Work instruction
Could you tally the lines in the listing below that include the word "glyph"? Respond with the total alone.

Information
↓
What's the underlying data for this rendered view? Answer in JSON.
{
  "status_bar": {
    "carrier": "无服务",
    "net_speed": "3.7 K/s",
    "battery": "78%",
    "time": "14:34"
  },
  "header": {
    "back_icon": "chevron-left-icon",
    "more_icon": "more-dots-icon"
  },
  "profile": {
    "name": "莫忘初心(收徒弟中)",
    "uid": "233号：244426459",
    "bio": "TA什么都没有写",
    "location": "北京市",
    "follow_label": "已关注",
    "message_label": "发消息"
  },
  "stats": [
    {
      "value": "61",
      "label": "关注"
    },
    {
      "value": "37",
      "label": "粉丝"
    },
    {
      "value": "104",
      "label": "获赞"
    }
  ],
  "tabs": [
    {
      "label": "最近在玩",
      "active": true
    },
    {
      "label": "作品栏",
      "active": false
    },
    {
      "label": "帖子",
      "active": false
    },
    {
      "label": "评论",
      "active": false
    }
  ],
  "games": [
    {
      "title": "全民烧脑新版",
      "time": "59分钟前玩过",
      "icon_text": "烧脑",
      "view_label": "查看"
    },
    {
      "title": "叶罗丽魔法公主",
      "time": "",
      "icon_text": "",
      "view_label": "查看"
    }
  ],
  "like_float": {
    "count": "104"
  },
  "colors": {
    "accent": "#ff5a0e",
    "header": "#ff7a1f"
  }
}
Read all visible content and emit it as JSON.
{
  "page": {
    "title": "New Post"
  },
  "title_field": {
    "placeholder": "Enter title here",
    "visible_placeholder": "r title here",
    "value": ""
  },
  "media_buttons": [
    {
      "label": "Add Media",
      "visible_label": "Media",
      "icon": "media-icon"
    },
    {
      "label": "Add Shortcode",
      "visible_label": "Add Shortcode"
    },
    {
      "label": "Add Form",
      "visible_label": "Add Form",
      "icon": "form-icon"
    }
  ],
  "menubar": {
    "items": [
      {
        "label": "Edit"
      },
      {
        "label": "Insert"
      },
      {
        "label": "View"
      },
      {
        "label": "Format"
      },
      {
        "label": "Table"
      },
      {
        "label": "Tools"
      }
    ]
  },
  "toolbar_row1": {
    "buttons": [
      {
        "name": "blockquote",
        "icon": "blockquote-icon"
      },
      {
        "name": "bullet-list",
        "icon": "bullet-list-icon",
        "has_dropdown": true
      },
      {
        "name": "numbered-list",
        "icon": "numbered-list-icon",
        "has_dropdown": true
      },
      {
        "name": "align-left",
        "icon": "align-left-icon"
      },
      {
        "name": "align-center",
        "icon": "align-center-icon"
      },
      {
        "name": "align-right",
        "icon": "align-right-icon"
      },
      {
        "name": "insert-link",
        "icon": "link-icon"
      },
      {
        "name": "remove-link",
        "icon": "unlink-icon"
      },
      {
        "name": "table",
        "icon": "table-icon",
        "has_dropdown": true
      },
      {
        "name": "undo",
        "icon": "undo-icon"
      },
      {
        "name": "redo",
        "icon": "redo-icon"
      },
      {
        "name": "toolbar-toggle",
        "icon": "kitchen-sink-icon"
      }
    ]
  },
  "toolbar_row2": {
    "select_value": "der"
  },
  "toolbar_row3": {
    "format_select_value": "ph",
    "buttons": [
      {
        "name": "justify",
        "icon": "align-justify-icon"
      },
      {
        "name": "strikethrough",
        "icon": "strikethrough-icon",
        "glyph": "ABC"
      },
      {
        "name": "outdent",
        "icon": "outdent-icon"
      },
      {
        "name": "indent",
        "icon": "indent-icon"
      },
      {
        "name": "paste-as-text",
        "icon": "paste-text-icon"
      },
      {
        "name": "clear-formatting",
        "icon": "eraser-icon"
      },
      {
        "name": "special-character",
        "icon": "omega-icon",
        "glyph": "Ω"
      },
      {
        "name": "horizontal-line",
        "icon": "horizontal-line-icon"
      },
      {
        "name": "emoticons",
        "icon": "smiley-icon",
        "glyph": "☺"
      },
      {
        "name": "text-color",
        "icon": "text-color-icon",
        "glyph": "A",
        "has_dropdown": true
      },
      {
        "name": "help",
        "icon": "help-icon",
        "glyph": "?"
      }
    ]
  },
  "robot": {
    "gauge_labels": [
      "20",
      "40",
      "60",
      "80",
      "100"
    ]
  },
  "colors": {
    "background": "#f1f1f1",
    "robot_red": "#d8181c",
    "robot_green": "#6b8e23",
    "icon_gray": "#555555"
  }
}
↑
Task solution
5